[YOUR OBJECTIVE]
The records below should be written out again, exactly.

[DATA SHOWN]

⟨

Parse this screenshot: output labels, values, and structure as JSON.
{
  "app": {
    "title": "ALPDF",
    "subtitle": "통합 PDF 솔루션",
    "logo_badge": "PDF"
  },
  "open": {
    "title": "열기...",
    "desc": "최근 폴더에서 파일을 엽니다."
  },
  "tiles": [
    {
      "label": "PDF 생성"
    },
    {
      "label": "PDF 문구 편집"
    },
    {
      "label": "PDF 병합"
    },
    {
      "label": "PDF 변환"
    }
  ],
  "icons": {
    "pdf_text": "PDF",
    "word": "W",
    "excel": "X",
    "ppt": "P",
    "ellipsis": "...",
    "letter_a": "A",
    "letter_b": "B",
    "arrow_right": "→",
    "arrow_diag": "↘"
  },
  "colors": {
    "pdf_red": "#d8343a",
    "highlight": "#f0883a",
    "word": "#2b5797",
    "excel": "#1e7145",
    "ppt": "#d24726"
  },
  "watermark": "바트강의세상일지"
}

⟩

[EXPECTED ANSWER]
Parse this screenshot: output labels, values, and structure as JSON.
{
  "app": {
    "title": "ALPDF",
    "subtitle": "통합 PDF 솔루션",
    "logo_badge": "PDF"
  },
  "open": {
    "title": "열기...",
    "desc": "최근 폴더에서 파일을 엽니다."
  },
  "tiles": [
    {
      "label": "PDF 생성"
    },
    {
      "label": "PDF 문구 편집"
    },
    {
      "label": "PDF 병합"
    },
    {
      "label": "PDF 변환"
    }
  ],
  "icons": {
    "pdf_text": "PDF",
    "word": "W",
    "excel": "X",
    "ppt": "P",
    "ellipsis": "...",
    "letter_a": "A",
    "letter_b": "B",
    "arrow_right": "→",
    "arrow_diag": "↘"
  },
  "colors": {
    "pdf_red": "#d8343a",
    "highlight": "#f0883a",
    "word": "#2b5797",
    "excel": "#1e7145",
    "ppt": "#d24726"
  },
  "watermark": "바트강의세상일지"
}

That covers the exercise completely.